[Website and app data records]

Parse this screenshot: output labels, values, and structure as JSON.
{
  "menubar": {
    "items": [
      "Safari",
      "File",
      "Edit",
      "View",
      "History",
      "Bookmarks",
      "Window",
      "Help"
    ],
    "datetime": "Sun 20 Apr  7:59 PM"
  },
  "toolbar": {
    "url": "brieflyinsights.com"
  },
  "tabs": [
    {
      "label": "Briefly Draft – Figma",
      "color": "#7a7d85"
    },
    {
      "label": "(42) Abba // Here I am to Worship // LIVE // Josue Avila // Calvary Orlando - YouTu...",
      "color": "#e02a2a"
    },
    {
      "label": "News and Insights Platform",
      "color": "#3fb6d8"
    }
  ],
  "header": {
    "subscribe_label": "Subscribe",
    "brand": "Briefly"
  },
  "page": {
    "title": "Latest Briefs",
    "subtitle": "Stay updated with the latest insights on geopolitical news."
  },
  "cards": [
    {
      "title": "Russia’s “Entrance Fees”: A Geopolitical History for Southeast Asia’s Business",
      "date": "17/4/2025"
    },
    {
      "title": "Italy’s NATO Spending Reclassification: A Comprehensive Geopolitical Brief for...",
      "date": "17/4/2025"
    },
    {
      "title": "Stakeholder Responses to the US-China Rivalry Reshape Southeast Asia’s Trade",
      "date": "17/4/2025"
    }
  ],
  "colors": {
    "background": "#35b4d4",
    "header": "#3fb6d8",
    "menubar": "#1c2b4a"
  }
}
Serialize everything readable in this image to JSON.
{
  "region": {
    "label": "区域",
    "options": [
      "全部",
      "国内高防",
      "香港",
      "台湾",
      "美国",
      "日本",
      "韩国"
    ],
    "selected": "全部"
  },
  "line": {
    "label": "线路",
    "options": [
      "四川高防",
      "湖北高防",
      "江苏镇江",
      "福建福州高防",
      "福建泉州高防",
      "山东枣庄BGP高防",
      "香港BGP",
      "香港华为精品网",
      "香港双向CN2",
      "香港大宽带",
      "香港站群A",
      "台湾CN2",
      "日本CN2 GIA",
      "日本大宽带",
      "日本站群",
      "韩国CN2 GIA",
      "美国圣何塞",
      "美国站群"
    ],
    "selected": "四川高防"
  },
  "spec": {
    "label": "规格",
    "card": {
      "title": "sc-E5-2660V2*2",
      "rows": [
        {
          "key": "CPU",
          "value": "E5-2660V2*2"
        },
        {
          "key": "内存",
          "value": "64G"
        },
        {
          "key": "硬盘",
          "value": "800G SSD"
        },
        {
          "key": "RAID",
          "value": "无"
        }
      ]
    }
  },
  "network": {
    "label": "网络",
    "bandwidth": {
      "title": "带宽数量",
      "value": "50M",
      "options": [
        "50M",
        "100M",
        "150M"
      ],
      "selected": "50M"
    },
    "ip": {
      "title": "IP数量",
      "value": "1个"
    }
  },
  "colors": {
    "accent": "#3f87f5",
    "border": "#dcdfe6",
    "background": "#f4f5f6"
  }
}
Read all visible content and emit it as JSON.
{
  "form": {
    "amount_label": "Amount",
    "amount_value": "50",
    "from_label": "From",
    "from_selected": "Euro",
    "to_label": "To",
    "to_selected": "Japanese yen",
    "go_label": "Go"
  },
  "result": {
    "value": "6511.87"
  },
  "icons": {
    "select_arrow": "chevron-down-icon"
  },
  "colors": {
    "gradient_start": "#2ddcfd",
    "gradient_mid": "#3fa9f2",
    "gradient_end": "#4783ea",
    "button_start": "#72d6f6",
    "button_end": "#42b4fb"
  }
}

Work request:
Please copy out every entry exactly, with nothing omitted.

Solution to the problem:
Parse this screenshot: output labels, values, and structure as JSON.
{
  "menubar": {
    "items": [
      "Safari",
      "File",
      "Edit",
      "View",
      "History",
      "Bookmarks",
      "Window",
      "Help"
    ],
    "datetime": "Sun 20 Apr  7:59 PM"
  },
  "toolbar": {
    "url": "brieflyinsights.com"
  },
  "tabs": [
    {
      "label": "Briefly Draft – Figma",
      "color": "#7a7d85"
    },
    {
      "label": "(42) Abba // Here I am to Worship // LIVE // Josue Avila // Calvary Orlando - YouTu...",
      "color": "#e02a2a"
    },
    {
      "label": "News and Insights Platform",
      "color": "#3fb6d8"
    }
  ],
  "header": {
    "subscribe_label": "Subscribe",
    "brand": "Briefly"
  },
  "page": {
    "title": "Latest Briefs",
    "subtitle": "Stay updated with the latest insights on geopolitical news."
  },
  "cards": [
    {
      "title": "Russia’s “Entrance Fees”: A Geopolitical History for Southeast Asia’s Business",
      "date": "17/4/2025"
    },
    {
      "title": "Italy’s NATO Spending Reclassification: A Comprehensive Geopolitical Brief for...",
      "date": "17/4/2025"
    },
    {
      "title": "Stakeholder Responses to the US-China Rivalry Reshape Southeast Asia’s Trade",
      "date": "17/4/2025"
    }
  ],
  "colors": {
    "background": "#35b4d4",
    "header": "#3fb6d8",
    "menubar": "#1c2b4a"
  }
}
Serialize everything readable in this image to JSON.
{
  "region": {
    "label": "区域",
    "options": [
      "全部",
      "国内高防",
      "香港",
      "台湾",
      "美国",
      "日本",
      "韩国"
    ],
    "selected": "全部"
  },
  "line": {
    "label": "线路",
    "options": [
      "四川高防",
      "湖北高防",
      "江苏镇江",
      "福建福州高防",
      "福建泉州高防",
      "山东枣庄BGP高防",
      "香港BGP",
      "香港华为精品网",
      "香港双向CN2",
      "香港大宽带",
      "香港站群A",
      "台湾CN2",
      "日本CN2 GIA",
      "日本大宽带",
      "日本站群",
      "韩国CN2 GIA",
      "美国圣何塞",
      "美国站群"
    ],
    "selected": "四川高防"
  },
  "spec": {
    "label": "规格",
    "card": {
      "title": "sc-E5-2660V2*2",
      "rows": [
        {
          "key": "CPU",
          "value": "E5-2660V2*2"
        },
        {
          "key": "内存",
          "value": "64G"
        },
        {
          "key": "硬盘",
          "value": "800G SSD"
        },
        {
          "key": "RAID",
          "value": "无"
        }
      ]
    }
  },
  "network": {
    "label": "网络",
    "bandwidth": {
      "title": "带宽数量",
      "value": "50M",
      "options": [
        "50M",
        "100M",
        "150M"
      ],
      "selected": "50M"
    },
    "ip": {
      "title": "IP数量",
      "value": "1个"
    }
  },
  "colors": {
    "accent": "#3f87f5",
    "border": "#dcdfe6",
    "background": "#f4f5f6"
  }
}
Read all visible content and emit it as JSON.
{
  "form": {
    "amount_label": "Amount",
    "amount_value": "50",
    "from_label": "From",
    "from_selected": "Euro",
    "to_label": "To",
    "to_selected": "Japanese yen",
    "go_label": "Go"
  },
  "result": {
    "value": "6511.87"
  },
  "icons": {
    "select_arrow": "chevron-down-icon"
  },
  "colors": {
    "gradient_start": "#2ddcfd",
    "gradient_mid": "#3fa9f2",
    "gradient_end": "#4783ea",
    "button_start": "#72d6f6",
    "button_end": "#42b4fb"
  }
}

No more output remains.